- **Data listing**
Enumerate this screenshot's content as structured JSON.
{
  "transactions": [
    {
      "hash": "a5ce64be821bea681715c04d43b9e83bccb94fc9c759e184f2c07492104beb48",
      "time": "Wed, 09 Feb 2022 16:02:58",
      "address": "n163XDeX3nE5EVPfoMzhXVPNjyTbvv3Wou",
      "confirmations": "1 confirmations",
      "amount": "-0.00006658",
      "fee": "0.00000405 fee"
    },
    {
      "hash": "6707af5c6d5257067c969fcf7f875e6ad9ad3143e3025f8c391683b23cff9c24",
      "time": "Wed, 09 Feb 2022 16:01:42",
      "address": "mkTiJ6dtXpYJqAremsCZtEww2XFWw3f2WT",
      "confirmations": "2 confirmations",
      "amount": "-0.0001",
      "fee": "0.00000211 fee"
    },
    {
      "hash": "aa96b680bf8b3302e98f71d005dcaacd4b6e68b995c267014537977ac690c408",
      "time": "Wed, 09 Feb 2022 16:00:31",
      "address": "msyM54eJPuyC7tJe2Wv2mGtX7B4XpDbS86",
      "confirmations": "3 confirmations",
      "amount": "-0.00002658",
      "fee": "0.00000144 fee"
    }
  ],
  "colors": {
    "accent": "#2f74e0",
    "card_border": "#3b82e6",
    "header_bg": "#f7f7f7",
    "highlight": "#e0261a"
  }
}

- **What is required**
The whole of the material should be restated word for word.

- **Response area**
Enumerate this screenshot's content as structured JSON.
{
  "transactions": [
    {
      "hash": "a5ce64be821bea681715c04d43b9e83bccb94fc9c759e184f2c07492104beb48",
      "time": "Wed, 09 Feb 2022 16:02:58",
      "address": "n163XDeX3nE5EVPfoMzhXVPNjyTbvv3Wou",
      "confirmations": "1 confirmations",
      "amount": "-0.00006658",
      "fee": "0.00000405 fee"
    },
    {
      "hash": "6707af5c6d5257067c969fcf7f875e6ad9ad3143e3025f8c391683b23cff9c24",
      "time": "Wed, 09 Feb 2022 16:01:42",
      "address": "mkTiJ6dtXpYJqAremsCZtEww2XFWw3f2WT",
      "confirmations": "2 confirmations",
      "amount": "-0.0001",
      "fee": "0.00000211 fee"
    },
    {
      "hash": "aa96b680bf8b3302e98f71d005dcaacd4b6e68b995c267014537977ac690c408",
      "time": "Wed, 09 Feb 2022 16:00:31",
      "address": "msyM54eJPuyC7tJe2Wv2mGtX7B4XpDbS86",
      "confirmations": "3 confirmations",
      "amount": "-0.00002658",
      "fee": "0.00000144 fee"
    }
  ],
  "colors": {
    "accent": "#2f74e0",
    "card_border": "#3b82e6",
    "header_bg": "#f7f7f7",
    "highlight": "#e0261a"
  }
}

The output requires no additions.